Social Work Pioneer
William J. Reid was a social work scholar and founding editor of the NASW Press
Journal Social Work Research. Reid was a distinguished professor in the University of
Albany, State University of New Yorks's School of Social Welfare, where he had chaired
the doctoral program since 1985. He was a recognized scholar in the social work practice.
Reid received his BSW and MSW from the University of Michigan in 1950 and
1952 and earned his Doctor of Social Welfare degree from Columbia University in 1963.
He served in the Army as a psychiatric social worker and then held academic posts at
Columbia University, the University of Chicago and Albany.
Reid was well known for the developing of the task-centered practice model, which
he wrote a comprehensive book about. The Task Planner, was a-to-z set of task planners
for more than one hundred psychosocial problems from alcoholism and anxiety to
domestic violence and sexual abuse. It included a guide and resource material like, a
menu of action the client can undertake to effect problem resolution, a clear step by step
guide to the practitioner's role in facilitating these actions, a glossary of procedures for
human service professionals and a CD-ROM for computer usage.
The techniques found in The Task Planner, present clients with specific tasks for
helping resolve their problems. Clients are actively involved in reaching their own solutions
or coping mechanisms, both on their own and in treatment sessions, giving them a sense
The practice model is widely used as a basis for delivering and managing social
work services. The model brought about a shift in the approach to service delivery and
stressed the value of short term interventions and a focus on achievable tasks.
William J Reid also wrote the book, Educational Supervision in Social Work. In the
book, Reid focused on writing theories about the priniciples and purposes of educational
supervision. It has been proven difficult to translate these ideas into a coherent model of
supervisory practice. It is a comprehensive analysis that examines the history and
principles of and presents an in depth discussion of its practical implementation, including
detailed case vignettes interspersed throughout, providing concrete examples of p;utting
theory into practice.
Reid also wrote an article, The Role of Science in Social Work, which was an age-
old debate about the role of science in social work has intensified with the growth of
scientific activities and the emergence of philosophically based criticisms of prevailing

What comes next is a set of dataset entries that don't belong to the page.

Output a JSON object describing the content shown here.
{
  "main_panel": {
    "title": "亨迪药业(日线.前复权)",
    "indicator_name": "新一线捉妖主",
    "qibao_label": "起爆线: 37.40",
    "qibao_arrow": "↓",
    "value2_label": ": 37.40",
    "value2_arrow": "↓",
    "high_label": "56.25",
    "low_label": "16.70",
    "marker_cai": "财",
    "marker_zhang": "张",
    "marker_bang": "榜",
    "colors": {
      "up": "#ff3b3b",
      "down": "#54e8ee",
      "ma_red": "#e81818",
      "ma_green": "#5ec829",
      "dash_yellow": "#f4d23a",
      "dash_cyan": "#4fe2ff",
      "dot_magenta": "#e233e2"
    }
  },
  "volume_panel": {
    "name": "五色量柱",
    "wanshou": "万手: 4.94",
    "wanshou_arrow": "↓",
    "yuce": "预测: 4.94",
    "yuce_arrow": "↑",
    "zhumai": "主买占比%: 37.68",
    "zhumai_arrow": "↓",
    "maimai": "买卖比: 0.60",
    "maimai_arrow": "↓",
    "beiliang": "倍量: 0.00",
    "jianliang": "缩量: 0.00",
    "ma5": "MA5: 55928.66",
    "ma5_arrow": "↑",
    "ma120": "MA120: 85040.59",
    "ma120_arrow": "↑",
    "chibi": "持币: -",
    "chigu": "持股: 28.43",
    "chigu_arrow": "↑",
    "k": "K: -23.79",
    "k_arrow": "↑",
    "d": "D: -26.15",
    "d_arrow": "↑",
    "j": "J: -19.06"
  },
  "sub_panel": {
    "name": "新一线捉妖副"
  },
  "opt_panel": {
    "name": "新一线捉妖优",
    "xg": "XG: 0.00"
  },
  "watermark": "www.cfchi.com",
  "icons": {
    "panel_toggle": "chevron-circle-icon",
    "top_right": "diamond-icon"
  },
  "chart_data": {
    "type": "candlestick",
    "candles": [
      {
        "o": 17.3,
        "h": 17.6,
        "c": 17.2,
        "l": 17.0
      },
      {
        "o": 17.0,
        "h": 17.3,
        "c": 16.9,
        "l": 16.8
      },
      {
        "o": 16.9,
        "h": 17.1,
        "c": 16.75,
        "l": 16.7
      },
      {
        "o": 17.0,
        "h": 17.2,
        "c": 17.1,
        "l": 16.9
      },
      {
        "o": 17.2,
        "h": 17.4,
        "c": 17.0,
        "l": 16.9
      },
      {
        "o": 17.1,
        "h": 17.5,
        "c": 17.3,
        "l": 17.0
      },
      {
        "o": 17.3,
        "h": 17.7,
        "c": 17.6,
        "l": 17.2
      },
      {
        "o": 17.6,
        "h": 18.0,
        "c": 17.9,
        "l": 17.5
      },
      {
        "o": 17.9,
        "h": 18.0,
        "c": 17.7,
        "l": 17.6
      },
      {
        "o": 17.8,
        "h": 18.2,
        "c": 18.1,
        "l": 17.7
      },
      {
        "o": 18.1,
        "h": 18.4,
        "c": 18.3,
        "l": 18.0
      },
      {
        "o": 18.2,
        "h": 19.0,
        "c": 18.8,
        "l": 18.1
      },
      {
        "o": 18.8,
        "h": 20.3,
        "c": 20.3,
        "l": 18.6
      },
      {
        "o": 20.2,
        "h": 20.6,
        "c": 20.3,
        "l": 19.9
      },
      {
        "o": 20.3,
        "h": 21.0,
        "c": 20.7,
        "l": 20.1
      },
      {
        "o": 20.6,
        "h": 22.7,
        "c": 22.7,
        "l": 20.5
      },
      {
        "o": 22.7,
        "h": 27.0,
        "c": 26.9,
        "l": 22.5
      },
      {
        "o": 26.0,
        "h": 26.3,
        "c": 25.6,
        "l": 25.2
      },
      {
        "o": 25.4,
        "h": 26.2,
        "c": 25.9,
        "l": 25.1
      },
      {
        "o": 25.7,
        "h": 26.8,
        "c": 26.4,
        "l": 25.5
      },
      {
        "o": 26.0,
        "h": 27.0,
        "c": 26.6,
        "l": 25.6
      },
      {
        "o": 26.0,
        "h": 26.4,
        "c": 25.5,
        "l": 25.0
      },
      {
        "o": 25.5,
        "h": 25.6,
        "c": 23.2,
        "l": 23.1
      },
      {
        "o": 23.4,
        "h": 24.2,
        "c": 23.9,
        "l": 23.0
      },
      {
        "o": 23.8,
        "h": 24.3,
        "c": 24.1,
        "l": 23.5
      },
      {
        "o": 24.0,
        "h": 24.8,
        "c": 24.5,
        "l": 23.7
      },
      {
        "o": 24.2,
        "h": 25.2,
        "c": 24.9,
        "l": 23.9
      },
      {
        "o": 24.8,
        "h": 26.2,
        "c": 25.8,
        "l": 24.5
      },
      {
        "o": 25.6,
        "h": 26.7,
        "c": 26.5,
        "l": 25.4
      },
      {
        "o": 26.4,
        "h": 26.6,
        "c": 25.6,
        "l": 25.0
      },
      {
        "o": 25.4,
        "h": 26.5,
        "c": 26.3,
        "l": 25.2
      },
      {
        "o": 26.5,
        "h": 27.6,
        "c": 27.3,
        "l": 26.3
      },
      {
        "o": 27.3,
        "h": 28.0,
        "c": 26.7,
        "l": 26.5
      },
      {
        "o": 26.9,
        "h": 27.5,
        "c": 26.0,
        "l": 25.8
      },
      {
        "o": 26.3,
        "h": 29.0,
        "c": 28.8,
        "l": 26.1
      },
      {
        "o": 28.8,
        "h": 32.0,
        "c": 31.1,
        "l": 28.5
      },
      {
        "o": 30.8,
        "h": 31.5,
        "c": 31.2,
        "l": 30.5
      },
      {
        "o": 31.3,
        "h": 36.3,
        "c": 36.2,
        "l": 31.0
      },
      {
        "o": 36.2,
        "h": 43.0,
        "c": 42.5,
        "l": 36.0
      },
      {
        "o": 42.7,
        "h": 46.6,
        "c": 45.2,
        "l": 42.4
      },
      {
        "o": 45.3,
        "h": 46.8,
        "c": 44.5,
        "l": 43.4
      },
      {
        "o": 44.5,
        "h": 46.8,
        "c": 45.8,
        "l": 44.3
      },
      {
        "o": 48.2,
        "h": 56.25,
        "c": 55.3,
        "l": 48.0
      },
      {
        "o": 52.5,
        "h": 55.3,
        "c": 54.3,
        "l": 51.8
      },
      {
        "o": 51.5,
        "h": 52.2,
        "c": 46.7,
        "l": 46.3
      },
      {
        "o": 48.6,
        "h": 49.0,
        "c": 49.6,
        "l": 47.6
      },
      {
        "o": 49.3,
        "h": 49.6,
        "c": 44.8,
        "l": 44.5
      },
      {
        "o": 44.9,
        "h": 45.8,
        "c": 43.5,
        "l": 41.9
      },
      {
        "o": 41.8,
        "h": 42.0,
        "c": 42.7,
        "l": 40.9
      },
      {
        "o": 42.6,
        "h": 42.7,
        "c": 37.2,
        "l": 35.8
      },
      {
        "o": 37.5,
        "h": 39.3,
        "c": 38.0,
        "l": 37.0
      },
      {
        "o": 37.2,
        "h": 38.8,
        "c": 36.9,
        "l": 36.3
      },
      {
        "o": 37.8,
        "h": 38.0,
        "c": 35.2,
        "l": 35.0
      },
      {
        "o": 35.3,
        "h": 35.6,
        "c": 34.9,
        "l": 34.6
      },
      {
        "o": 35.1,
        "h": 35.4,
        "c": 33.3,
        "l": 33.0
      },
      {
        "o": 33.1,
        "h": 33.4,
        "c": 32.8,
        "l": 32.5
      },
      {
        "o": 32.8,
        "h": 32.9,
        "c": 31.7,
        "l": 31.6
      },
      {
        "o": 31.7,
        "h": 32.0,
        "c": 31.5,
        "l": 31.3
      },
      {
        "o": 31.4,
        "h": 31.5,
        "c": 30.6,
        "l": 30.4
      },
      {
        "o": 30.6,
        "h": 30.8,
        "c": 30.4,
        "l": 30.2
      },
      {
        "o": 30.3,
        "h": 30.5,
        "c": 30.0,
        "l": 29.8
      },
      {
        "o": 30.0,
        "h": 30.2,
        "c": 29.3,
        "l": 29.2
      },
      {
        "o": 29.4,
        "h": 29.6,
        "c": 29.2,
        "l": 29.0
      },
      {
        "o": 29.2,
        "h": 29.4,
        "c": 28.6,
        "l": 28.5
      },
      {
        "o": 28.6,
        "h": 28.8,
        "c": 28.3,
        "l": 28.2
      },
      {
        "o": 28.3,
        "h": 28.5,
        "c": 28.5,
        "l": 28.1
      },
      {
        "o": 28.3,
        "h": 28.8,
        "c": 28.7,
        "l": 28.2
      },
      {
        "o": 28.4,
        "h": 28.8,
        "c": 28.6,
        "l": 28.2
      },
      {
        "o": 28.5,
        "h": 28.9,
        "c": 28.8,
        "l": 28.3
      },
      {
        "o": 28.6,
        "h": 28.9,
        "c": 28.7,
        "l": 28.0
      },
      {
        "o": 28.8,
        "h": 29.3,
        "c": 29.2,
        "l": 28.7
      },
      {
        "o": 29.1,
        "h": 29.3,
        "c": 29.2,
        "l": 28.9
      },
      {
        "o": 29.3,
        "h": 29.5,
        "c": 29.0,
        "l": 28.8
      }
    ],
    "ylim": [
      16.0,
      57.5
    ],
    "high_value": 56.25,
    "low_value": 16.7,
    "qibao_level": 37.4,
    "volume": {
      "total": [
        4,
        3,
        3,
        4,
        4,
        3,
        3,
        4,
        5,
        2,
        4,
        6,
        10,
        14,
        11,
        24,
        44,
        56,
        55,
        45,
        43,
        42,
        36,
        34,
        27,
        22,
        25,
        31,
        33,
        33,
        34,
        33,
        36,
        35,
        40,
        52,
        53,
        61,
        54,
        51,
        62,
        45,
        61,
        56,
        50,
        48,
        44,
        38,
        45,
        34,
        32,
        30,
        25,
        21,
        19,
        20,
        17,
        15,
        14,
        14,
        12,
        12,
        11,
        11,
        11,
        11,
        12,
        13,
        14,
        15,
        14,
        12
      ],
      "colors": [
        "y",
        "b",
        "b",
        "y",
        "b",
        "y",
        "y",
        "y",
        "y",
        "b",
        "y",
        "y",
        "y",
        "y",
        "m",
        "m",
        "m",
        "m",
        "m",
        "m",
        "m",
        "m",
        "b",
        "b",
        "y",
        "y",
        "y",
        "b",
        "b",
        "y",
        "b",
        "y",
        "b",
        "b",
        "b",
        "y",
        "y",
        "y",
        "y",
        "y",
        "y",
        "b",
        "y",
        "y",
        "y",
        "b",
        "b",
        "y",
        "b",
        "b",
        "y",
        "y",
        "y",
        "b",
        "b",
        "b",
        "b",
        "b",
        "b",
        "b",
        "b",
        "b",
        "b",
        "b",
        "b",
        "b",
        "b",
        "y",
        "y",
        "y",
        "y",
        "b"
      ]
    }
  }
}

scientific paradigms. Some issues included: constructionist challenges to the role of
research in validating social work knowledge, divisions over whether there is enough
credible scientific knowledge to make a difference in practice, nad properly utilizing the
controverises by applying research methods in practice.
In findings, Reid thought that scientific methods were likely to provide superior
knowledge, because they have evolved to become humankind's most powerful form of
enquiry. Enough research does exist to make a difference in practice, and there are
means to enable its dissemination and utilization. A number of these methods can be
productively used in practice.
For all that Reid accomplished in his career, he was awarded every major research
prize in social work including the George Herbert Jones Professorship at the University of
Chicago, the Award for Excellence in Research from the National Association of Social
Workers and the Distinguished...